Dataset rows for apps and sites:

BEGIN

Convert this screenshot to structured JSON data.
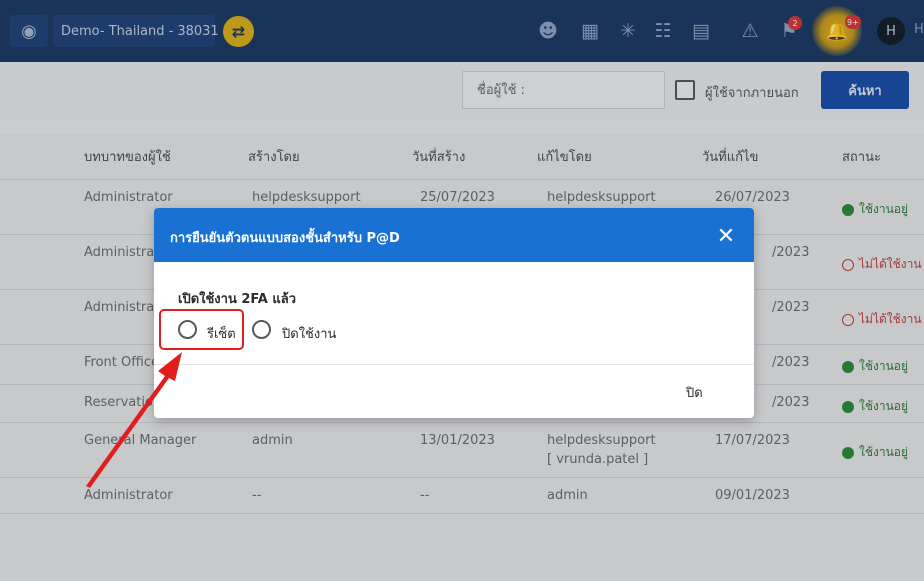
{
  "topbar": {
    "property": "Demo- Thailand - ",
    "property_code": "38031",
    "flag_badge": "2",
    "bell_badge": "9+",
    "avatar_letter": "H",
    "user_fragment": "H"
  },
  "search": {
    "username_placeholder": "ชื่อผู้ใช้ :",
    "external_label": "ผู้ใช้จากภายนอก",
    "search_button": "ค้นหา"
  },
  "table": {
    "headers": [
      "บทบาทของผู้ใช้",
      "สร้างโดย",
      "วันที่สร้าง",
      "แก้ไขโดย",
      "วันที่แก้ไข",
      "สถานะ"
    ],
    "rows": [
      {
        "role": "Administrator",
        "created_by": "helpdesksupport",
        "created_date": "25/07/2023",
        "modified_by": "helpdesksupport",
        "modified_date": "26/07/2023",
        "status": "ใช้งานอยู่",
        "active": true
      },
      {
        "role": "Administrator",
        "created_by": "",
        "created_date": "",
        "modified_by": "",
        "modified_date": "",
        "status": "ไม่ได้ใช้งาน",
        "active": false
      },
      {
        "role": "Administrator",
        "created_by": "",
        "created_date": "",
        "modified_by": "",
        "modified_date": "",
        "status": "ไม่ได้ใช้งาน",
        "active": false
      },
      {
        "role": "Front Office",
        "created_by": "",
        "created_date": "",
        "modified_by": "",
        "modified_date": "",
        "status": "ใช้งานอยู่",
        "active": true
      },
      {
        "role": "Reservation",
        "created_by": "",
        "created_date": "",
        "modified_by": "",
        "modified_date": "",
        "status": "ใช้งานอยู่",
        "active": true
      },
      {
        "role": "General Manager",
        "created_by": "admin",
        "created_date": "13/01/2023",
        "modified_by": "helpdesksupport",
        "modified_by_2": "[ vrunda.patel ]",
        "modified_date": "17/07/2023",
        "status": "ใช้งานอยู่",
        "active": true
      },
      {
        "role": "Administrator",
        "created_by": "--",
        "created_date": "--",
        "modified_by": "admin",
        "modified_date": "09/01/2023",
        "status": "",
        "active": null
      }
    ],
    "modified_date_partial": [
      "/2023",
      "/2023",
      "/2023",
      "/2023"
    ]
  },
  "modal": {
    "title": "การยืนยันตัวตนแบบสองชั้นสำหรับ P@D",
    "label": "เปิดใช้งาน 2FA แล้ว",
    "option_reset": "รีเซ็ต",
    "option_disable": "ปิดใช้งาน",
    "close_button": "ปิด"
  },
  "colors": {
    "topbar": "#1d3b66",
    "modal_header": "#1971d4",
    "primary_button": "#1b4fa5",
    "active_status": "#2f7d3d",
    "inactive_status": "#b94444",
    "annotation": "#e21d1d"
  }
}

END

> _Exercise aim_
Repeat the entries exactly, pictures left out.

> _Exercise solution_
Convert this screenshot to structured JSON data.
{
  "topbar": {
    "property": "Demo- Thailand - ",
    "property_code": "38031",
    "flag_badge": "2",
    "bell_badge": "9+",
    "avatar_letter": "H",
    "user_fragment": "H"
  },
  "search": {
    "username_placeholder": "ชื่อผู้ใช้ :",
    "external_label": "ผู้ใช้จากภายนอก",
    "search_button": "ค้นหา"
  },
  "table": {
    "headers": [
      "บทบาทของผู้ใช้",
      "สร้างโดย",
      "วันที่สร้าง",
      "แก้ไขโดย",
      "วันที่แก้ไข",
      "สถานะ"
    ],
    "rows": [
      {
        "role": "Administrator",
        "created_by": "helpdesksupport",
        "created_date": "25/07/2023",
        "modified_by": "helpdesksupport",
        "modified_date": "26/07/2023",
        "status": "ใช้งานอยู่",
        "active": true
      },
      {
        "role": "Administrator",
        "created_by": "",
        "created_date": "",
        "modified_by": "",
        "modified_date": "",
        "status": "ไม่ได้ใช้งาน",
        "active": false
      },
      {
        "role": "Administrator",
        "created_by": "",
        "created_date": "",
        "modified_by": "",
        "modified_date": "",
        "status": "ไม่ได้ใช้งาน",
        "active": false
      },
      {
        "role": "Front Office",
        "created_by": "",
        "created_date": "",
        "modified_by": "",
        "modified_date": "",
        "status": "ใช้งานอยู่",
        "active": true
      },
      {
        "role": "Reservation",
        "created_by": "",
        "created_date": "",
        "modified_by": "",
        "modified_date": "",
        "status": "ใช้งานอยู่",
        "active": true
      },
      {
        "role": "General Manager",
        "created_by": "admin",
        "created_date": "13/01/2023",
        "modified_by": "helpdesksupport",
        "modified_by_2": "[ vrunda.patel ]",
        "modified_date": "17/07/2023",
        "status": "ใช้งานอยู่",
        "active": true
      },
      {
        "role": "Administrator",
        "created_by": "--",
        "created_date": "--",
        "modified_by": "admin",
        "modified_date": "09/01/2023",
        "status": "",
        "active": null
      }
    ],
    "modified_date_partial": [
      "/2023",
      "/2023",
      "/2023",
      "/2023"
    ]
  },
  "modal": {
    "title": "การยืนยันตัวตนแบบสองชั้นสำหรับ P@D",
    "label": "เปิดใช้งาน 2FA แล้ว",
    "option_reset": "รีเซ็ต",
    "option_disable": "ปิดใช้งาน",
    "close_button": "ปิด"
  },
  "colors": {
    "topbar": "#1d3b66",
    "modal_header": "#1971d4",
    "primary_button": "#1b4fa5",
    "active_status": "#2f7d3d",
    "inactive_status": "#b94444",
    "annotation": "#e21d1d"
  }
}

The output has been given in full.